Retold from Thich Nhat Hanh's Heart of Understanding
Reading 20 april 2014

One day the Buddha was sitting in meditation in his cave on Vulture Peak while his trusted disciple, Ananda, was outside collecting food for their next meal. Ananda looked up from his chores when he saw, coming toward the cave, the Buddha's nemesis, Mara. Mara was a demon king who sought to prevent the Buddha from reaching enlightenment under the Bhodi tree. Since then he had continued to be a perpetual thorn in the Buddha's side, so to speak, cultivating greed, desire and hatred in men. Ananda new this and was immediately enraged by his appearance at the Buddha's cave.

Ananda approached Mara: "Get out of here! The Buddha does not wish to have his cave invaded by demons!"

Mara replied: "Go and ask him for yourself. I simply wish to speak with your master."

Reluctantly and nervously Ananda did as the demon king asked and entered the Buddha's cave. "World Honored One, the demon king, Mara approaches your cave and seeks an audience with you. I have already told him to leave but he insisted I ask you myself."

The Buddha's eyes opened from his meditation and he smiled, widely. "Mara is here? Really? It has been so long since we have spoken. Yes, yes, ready some tea and invite him in and we'll talk."

Dumbfounded, Ananda did as the Buddha asked, putting a pot on the fire to boil and then going outside to tell Mara that he was welcome in the Buddha's cave. "As I knew I would be, little Ananda," said the demon king arrogantly, brushing past the Buddha's humble disciple.

When Mara entered the cave the Buddha sprang to his feet, nearly leaping into the air with excitement. "Mara, my good friend, it has been so long since we have seen each other. Please sit, have some tea and tell me why you have come to visit."

Ananda was very nervous now and listened to the conversation between his master and the demon. Mara sipped his tea slowly and then spoke. "Buddha, things are not going well. I wish to be something else. Something other than a Mara."
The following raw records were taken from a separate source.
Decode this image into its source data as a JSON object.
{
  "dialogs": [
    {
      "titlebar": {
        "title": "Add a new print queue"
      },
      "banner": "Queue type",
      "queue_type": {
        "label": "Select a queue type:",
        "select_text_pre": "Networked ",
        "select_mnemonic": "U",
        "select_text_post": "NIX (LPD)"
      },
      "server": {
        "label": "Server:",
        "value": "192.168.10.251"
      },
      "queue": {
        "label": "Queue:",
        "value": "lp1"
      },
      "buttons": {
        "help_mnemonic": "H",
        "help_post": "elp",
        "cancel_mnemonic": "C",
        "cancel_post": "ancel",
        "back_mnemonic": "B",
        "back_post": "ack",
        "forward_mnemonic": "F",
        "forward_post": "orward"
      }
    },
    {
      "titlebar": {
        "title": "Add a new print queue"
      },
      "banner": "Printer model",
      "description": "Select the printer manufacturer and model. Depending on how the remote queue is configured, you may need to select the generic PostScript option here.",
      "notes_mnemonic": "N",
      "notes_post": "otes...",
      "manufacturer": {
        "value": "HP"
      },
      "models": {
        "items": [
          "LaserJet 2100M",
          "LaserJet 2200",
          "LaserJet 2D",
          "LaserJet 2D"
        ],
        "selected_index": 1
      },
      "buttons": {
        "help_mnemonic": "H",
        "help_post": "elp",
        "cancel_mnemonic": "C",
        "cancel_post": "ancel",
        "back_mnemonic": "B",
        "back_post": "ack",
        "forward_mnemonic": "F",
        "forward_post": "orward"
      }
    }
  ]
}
"But, Mara, you are so good at being Mara. Remember when you sent images of sense pleasures and warnings of how difficult it would be for me to fully reach enlightenment when I sat beneath the bodhi tree? That was a fantastic job of being Mara. I really had to struggle to get where I am now. I truly owe you a debt of gratitude."

Now Ananda was getting very fearful. He did not like the idea of Buddha having a debt of gratitude to Mara. This was very upsetting but he listened further.

"Well, I suppose you are right," said Mara, "but being Mara I always have to be sneaking around in the shadows, talking in riddles and half-truths. It is such hard work always trying to think of the best things to say and do. I just...I think it would be easier to be something else. And the worst part: my disciples have heard about your the Dhara and are talking of non-duality, peace, justice, is so frustrating being Mara. I think it would be much better if you took my disciples. Maybe we could switch for a while? You could be Mara and I could try being Buddha?"

At this request Ananda's heart really began to pound. He knew that his master had just said he owed Mara a debt and he also knew how profound his master's compassion truly was. He had seen him give to others when he had almost nothing. He was terrified that he would now become the disciple of Mara and the Buddha would become a demon king. No worse thought was imaginable.

The Buddha thought. He sipped his tea. And then he spoke: "Mara, do you think it is just frustrating being Mara? Being the Buddha is, doubly frustrating, I guarantee. You think you have trouble with your disciples? Mine put words in my mouth and write them into sutras that I have never said. I teach them about non-attachment to material things and what do they do? They build stupas and erect shrines in my name! They even build enormous statues of me out of gold just to pray to even though I have told them time and time again that I am not a god. And they sell trinkets in temples with my words blazed upon them. It is an absolute pain. But I do not give up being Buddha because that is what I am."

Mara sighed and vanished into the shadows. Ananda felt slightly relieved but continued to worry that one day Mara would get what he ultimately wanted.